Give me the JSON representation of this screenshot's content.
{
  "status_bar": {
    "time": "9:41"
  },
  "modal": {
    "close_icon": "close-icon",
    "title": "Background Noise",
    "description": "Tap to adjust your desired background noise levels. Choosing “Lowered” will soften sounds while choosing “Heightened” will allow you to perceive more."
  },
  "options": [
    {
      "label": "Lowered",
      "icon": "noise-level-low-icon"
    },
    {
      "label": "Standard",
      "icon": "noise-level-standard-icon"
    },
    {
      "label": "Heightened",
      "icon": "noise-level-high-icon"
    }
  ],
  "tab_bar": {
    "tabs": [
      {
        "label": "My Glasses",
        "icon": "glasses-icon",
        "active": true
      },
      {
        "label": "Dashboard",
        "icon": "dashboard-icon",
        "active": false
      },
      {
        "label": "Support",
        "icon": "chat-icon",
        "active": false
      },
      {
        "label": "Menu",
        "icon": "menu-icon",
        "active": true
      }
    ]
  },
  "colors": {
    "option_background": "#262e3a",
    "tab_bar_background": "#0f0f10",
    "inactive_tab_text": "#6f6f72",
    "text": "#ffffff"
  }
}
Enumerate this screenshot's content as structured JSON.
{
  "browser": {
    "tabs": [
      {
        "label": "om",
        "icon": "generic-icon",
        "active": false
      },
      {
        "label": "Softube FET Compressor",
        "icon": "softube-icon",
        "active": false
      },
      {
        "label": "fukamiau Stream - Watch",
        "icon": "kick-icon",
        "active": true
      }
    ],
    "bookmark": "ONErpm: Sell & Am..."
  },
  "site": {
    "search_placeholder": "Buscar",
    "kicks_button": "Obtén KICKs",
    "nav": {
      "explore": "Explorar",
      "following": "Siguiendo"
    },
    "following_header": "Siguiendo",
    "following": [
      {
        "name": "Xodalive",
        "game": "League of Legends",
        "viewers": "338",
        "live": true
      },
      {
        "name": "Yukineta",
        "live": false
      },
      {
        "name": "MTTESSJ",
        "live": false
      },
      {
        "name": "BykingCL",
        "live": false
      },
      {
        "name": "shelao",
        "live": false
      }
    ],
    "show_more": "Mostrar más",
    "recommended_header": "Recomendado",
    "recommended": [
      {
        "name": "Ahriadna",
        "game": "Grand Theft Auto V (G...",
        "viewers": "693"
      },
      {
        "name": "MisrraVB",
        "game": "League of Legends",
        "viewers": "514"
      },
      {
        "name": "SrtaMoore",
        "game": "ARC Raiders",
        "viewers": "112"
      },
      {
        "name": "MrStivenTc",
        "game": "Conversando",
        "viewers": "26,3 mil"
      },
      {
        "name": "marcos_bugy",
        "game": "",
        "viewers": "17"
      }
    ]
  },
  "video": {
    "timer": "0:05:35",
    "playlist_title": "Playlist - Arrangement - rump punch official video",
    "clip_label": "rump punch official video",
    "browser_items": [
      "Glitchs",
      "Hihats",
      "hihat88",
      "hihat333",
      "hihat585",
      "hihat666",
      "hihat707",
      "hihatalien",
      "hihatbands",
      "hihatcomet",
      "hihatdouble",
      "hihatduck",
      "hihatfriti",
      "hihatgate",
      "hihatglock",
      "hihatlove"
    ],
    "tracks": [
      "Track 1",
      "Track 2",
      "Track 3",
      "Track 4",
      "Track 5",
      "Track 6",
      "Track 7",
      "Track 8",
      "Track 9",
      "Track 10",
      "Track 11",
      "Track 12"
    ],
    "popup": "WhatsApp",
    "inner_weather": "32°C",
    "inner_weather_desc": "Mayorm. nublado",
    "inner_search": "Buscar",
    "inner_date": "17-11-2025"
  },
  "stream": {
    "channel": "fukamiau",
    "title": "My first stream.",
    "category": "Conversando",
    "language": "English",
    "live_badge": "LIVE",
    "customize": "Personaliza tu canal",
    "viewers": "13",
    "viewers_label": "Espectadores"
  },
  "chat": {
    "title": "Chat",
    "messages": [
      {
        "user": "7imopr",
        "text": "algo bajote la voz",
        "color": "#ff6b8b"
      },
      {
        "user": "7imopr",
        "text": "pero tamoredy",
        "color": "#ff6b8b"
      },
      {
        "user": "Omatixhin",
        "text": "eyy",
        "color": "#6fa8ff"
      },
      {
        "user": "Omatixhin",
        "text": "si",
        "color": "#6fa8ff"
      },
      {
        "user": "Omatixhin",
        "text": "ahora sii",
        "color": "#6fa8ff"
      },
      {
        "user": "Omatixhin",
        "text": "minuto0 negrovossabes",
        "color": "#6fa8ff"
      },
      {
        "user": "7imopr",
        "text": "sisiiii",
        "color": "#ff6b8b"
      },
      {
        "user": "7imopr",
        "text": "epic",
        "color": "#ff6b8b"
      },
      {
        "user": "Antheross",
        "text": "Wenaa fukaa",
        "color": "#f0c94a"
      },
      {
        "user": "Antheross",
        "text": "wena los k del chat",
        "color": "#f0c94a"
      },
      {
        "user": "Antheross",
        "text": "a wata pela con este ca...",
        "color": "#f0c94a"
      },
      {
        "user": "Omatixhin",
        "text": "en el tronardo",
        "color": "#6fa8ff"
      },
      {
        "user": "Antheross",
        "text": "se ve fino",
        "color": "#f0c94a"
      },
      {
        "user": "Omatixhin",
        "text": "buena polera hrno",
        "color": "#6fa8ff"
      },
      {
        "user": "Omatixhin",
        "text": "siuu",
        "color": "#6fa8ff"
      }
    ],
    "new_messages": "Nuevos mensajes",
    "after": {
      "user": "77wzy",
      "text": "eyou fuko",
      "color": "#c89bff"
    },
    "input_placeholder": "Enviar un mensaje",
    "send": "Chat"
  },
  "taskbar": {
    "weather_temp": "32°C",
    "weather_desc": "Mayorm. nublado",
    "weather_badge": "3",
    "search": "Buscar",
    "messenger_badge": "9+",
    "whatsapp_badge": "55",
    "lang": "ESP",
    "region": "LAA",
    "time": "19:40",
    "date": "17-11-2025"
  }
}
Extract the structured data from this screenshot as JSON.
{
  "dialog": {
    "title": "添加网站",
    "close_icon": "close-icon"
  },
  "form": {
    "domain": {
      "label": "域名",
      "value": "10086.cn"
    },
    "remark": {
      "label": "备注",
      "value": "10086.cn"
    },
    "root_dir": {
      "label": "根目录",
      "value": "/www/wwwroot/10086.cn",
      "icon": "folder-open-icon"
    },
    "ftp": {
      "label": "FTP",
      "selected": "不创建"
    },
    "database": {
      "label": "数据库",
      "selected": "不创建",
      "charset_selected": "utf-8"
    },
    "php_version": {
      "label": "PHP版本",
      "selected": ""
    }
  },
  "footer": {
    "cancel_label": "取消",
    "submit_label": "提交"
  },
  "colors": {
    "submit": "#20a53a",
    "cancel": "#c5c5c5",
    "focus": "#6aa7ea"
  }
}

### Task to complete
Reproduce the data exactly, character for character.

### Output for this exercise
Give me the JSON representation of this screenshot's content.
{
  "status_bar": {
    "time": "9:41"
  },
  "modal": {
    "close_icon": "close-icon",
    "title": "Background Noise",
    "description": "Tap to adjust your desired background noise levels. Choosing “Lowered” will soften sounds while choosing “Heightened” will allow you to perceive more."
  },
  "options": [
    {
      "label": "Lowered",
      "icon": "noise-level-low-icon"
    },
    {
      "label": "Standard",
      "icon": "noise-level-standard-icon"
    },
    {
      "label": "Heightened",
      "icon": "noise-level-high-icon"
    }
  ],
  "tab_bar": {
    "tabs": [
      {
        "label": "My Glasses",
        "icon": "glasses-icon",
        "active": true
      },
      {
        "label": "Dashboard",
        "icon": "dashboard-icon",
        "active": false
      },
      {
        "label": "Support",
        "icon": "chat-icon",
        "active": false
      },
      {
        "label": "Menu",
        "icon": "menu-icon",
        "active": true
      }
    ]
  },
  "colors": {
    "option_background": "#262e3a",
    "tab_bar_background": "#0f0f10",
    "inactive_tab_text": "#6f6f72",
    "text": "#ffffff"
  }
}
Enumerate this screenshot's content as structured JSON.
{
  "browser": {
    "tabs": [
      {
        "label": "om",
        "icon": "generic-icon",
        "active": false
      },
      {
        "label": "Softube FET Compressor",
        "icon": "softube-icon",
        "active": false
      },
      {
        "label": "fukamiau Stream - Watch",
        "icon": "kick-icon",
        "active": true
      }
    ],
    "bookmark": "ONErpm: Sell & Am..."
  },
  "site": {
    "search_placeholder": "Buscar",
    "kicks_button": "Obtén KICKs",
    "nav": {
      "explore": "Explorar",
      "following": "Siguiendo"
    },
    "following_header": "Siguiendo",
    "following": [
      {
        "name": "Xodalive",
        "game": "League of Legends",
        "viewers": "338",
        "live": true
      },
      {
        "name": "Yukineta",
        "live": false
      },
      {
        "name": "MTTESSJ",
        "live": false
      },
      {
        "name": "BykingCL",
        "live": false
      },
      {
        "name": "shelao",
        "live": false
      }
    ],
    "show_more": "Mostrar más",
    "recommended_header": "Recomendado",
    "recommended": [
      {
        "name": "Ahriadna",
        "game": "Grand Theft Auto V (G...",
        "viewers": "693"
      },
      {
        "name": "MisrraVB",
        "game": "League of Legends",
        "viewers": "514"
      },
      {
        "name": "SrtaMoore",
        "game": "ARC Raiders",
        "viewers": "112"
      },
      {
        "name": "MrStivenTc",
        "game": "Conversando",
        "viewers": "26,3 mil"
      },
      {
        "name": "marcos_bugy",
        "game": "",
        "viewers": "17"
      }
    ]
  },
  "video": {
    "timer": "0:05:35",
    "playlist_title": "Playlist - Arrangement - rump punch official video",
    "clip_label": "rump punch official video",
    "browser_items": [
      "Glitchs",
      "Hihats",
      "hihat88",
      "hihat333",
      "hihat585",
      "hihat666",
      "hihat707",
      "hihatalien",
      "hihatbands",
      "hihatcomet",
      "hihatdouble",
      "hihatduck",
      "hihatfriti",
      "hihatgate",
      "hihatglock",
      "hihatlove"
    ],
    "tracks": [
      "Track 1",
      "Track 2",
      "Track 3",
      "Track 4",
      "Track 5",
      "Track 6",
      "Track 7",
      "Track 8",
      "Track 9",
      "Track 10",
      "Track 11",
      "Track 12"
    ],
    "popup": "WhatsApp",
    "inner_weather": "32°C",
    "inner_weather_desc": "Mayorm. nublado",
    "inner_search": "Buscar",
    "inner_date": "17-11-2025"
  },
  "stream": {
    "channel": "fukamiau",
    "title": "My first stream.",
    "category": "Conversando",
    "language": "English",
    "live_badge": "LIVE",
    "customize": "Personaliza tu canal",
    "viewers": "13",
    "viewers_label": "Espectadores"
  },
  "chat": {
    "title": "Chat",
    "messages": [
      {
        "user": "7imopr",
        "text": "algo bajote la voz",
        "color": "#ff6b8b"
      },
      {
        "user": "7imopr",
        "text": "pero tamoredy",
        "color": "#ff6b8b"
      },
      {
        "user": "Omatixhin",
        "text": "eyy",
        "color": "#6fa8ff"
      },
      {
        "user": "Omatixhin",
        "text": "si",
        "color": "#6fa8ff"
      },
      {
        "user": "Omatixhin",
        "text": "ahora sii",
        "color": "#6fa8ff"
      },
      {
        "user": "Omatixhin",
        "text": "minuto0 negrovossabes",
        "color": "#6fa8ff"
      },
      {
        "user": "7imopr",
        "text": "sisiiii",
        "color": "#ff6b8b"
      },
      {
        "user": "7imopr",
        "text": "epic",
        "color": "#ff6b8b"
      },
      {
        "user": "Antheross",
        "text": "Wenaa fukaa",
        "color": "#f0c94a"
      },
      {
        "user": "Antheross",
        "text": "wena los k del chat",
        "color": "#f0c94a"
      },
      {
        "user": "Antheross",
        "text": "a wata pela con este ca...",
        "color": "#f0c94a"
      },
      {
        "user": "Omatixhin",
        "text": "en el tronardo",
        "color": "#6fa8ff"
      },
      {
        "user": "Antheross",
        "text": "se ve fino",
        "color": "#f0c94a"
      },
      {
        "user": "Omatixhin",
        "text": "buena polera hrno",
        "color": "#6fa8ff"
      },
      {
        "user": "Omatixhin",
        "text": "siuu",
        "color": "#6fa8ff"
      }
    ],
    "new_messages": "Nuevos mensajes",
    "after": {
      "user": "77wzy",
      "text": "eyou fuko",
      "color": "#c89bff"
    },
    "input_placeholder": "Enviar un mensaje",
    "send": "Chat"
  },
  "taskbar": {
    "weather_temp": "32°C",
    "weather_desc": "Mayorm. nublado",
    "weather_badge": "3",
    "search": "Buscar",
    "messenger_badge": "9+",
    "whatsapp_badge": "55",
    "lang": "ESP",
    "region": "LAA",
    "time": "19:40",
    "date": "17-11-2025"
  }
}
Extract the structured data from this screenshot as JSON.
{
  "dialog": {
    "title": "添加网站",
    "close_icon": "close-icon"
  },
  "form": {
    "domain": {
      "label": "域名",
      "value": "10086.cn"
    },
    "remark": {
      "label": "备注",
      "value": "10086.cn"
    },
    "root_dir": {
      "label": "根目录",
      "value": "/www/wwwroot/10086.cn",
      "icon": "folder-open-icon"
    },
    "ftp": {
      "label": "FTP",
      "selected": "不创建"
    },
    "database": {
      "label": "数据库",
      "selected": "不创建",
      "charset_selected": "utf-8"
    },
    "php_version": {
      "label": "PHP版本",
      "selected": ""
    }
  },
  "footer": {
    "cancel_label": "取消",
    "submit_label": "提交"
  },
  "colors": {
    "submit": "#20a53a",
    "cancel": "#c5c5c5",
    "focus": "#6aa7ea"
  }
}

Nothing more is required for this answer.